▸ Activity
Nothing in the listing should be altered when it is copied, and no picture goes into the copy.

▸ Dataset entries
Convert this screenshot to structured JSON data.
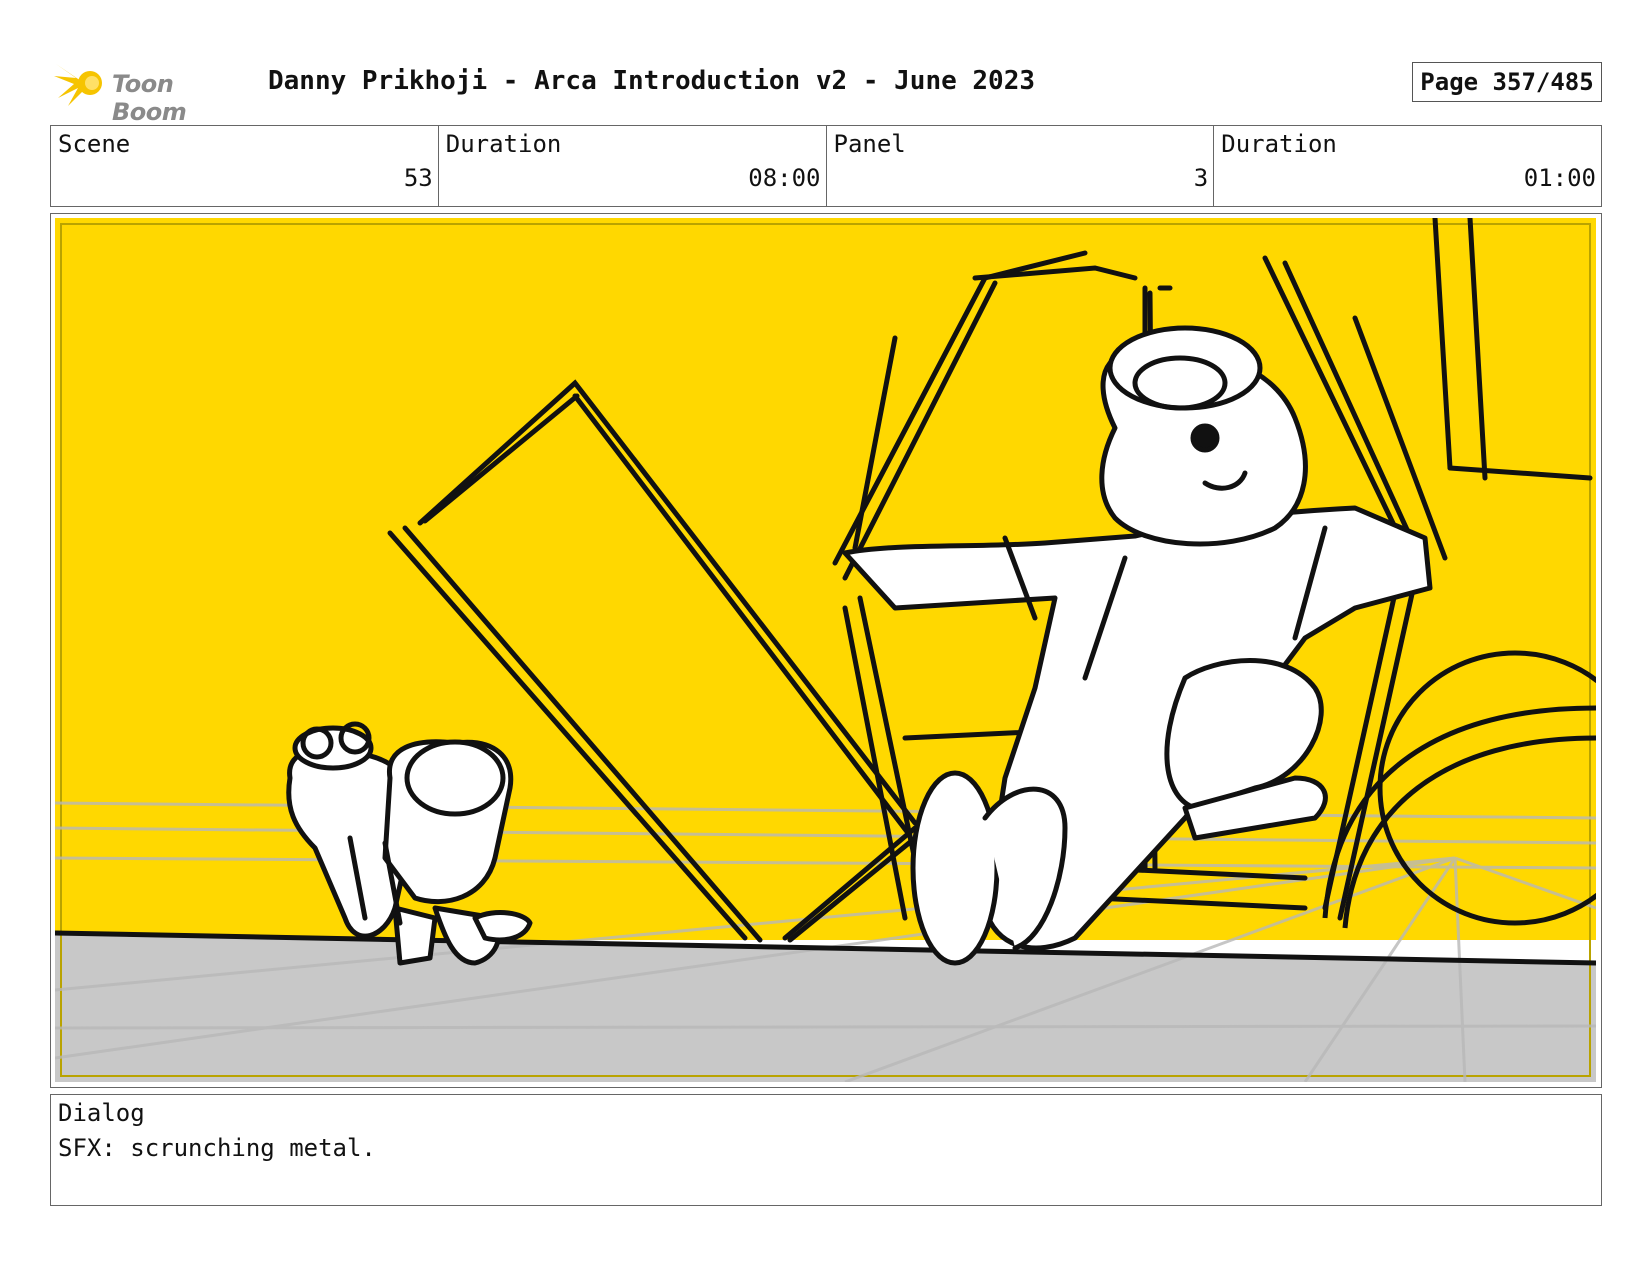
{
  "header": {
    "logo_text": "Toon Boom",
    "title": "Danny Prikhoji - Arca Introduction v2 - June 2023",
    "page": "Page 357/485"
  },
  "info": {
    "scene_label": "Scene",
    "scene_value": "53",
    "scene_duration_label": "Duration",
    "scene_duration_value": "08:00",
    "panel_label": "Panel",
    "panel_value": "3",
    "panel_duration_label": "Duration",
    "panel_duration_value": "01:00"
  },
  "panel_image": {
    "colors": {
      "wall": "#ffd800",
      "floor": "#c8c8c8",
      "ink": "#111111",
      "logo": "#f6c400"
    }
  },
  "dialog": {
    "label": "Dialog",
    "text": "SFX: scrunching metal."
  }
}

▸ Finished exercise
Convert this screenshot to structured JSON data.
{
  "header": {
    "logo_text": "Toon Boom",
    "title": "Danny Prikhoji - Arca Introduction v2 - June 2023",
    "page": "Page 357/485"
  },
  "info": {
    "scene_label": "Scene",
    "scene_value": "53",
    "scene_duration_label": "Duration",
    "scene_duration_value": "08:00",
    "panel_label": "Panel",
    "panel_value": "3",
    "panel_duration_label": "Duration",
    "panel_duration_value": "01:00"
  },
  "panel_image": {
    "colors": {
      "wall": "#ffd800",
      "floor": "#c8c8c8",
      "ink": "#111111",
      "logo": "#f6c400"
    }
  },
  "dialog": {
    "label": "Dialog",
    "text": "SFX: scrunching metal."
  }
}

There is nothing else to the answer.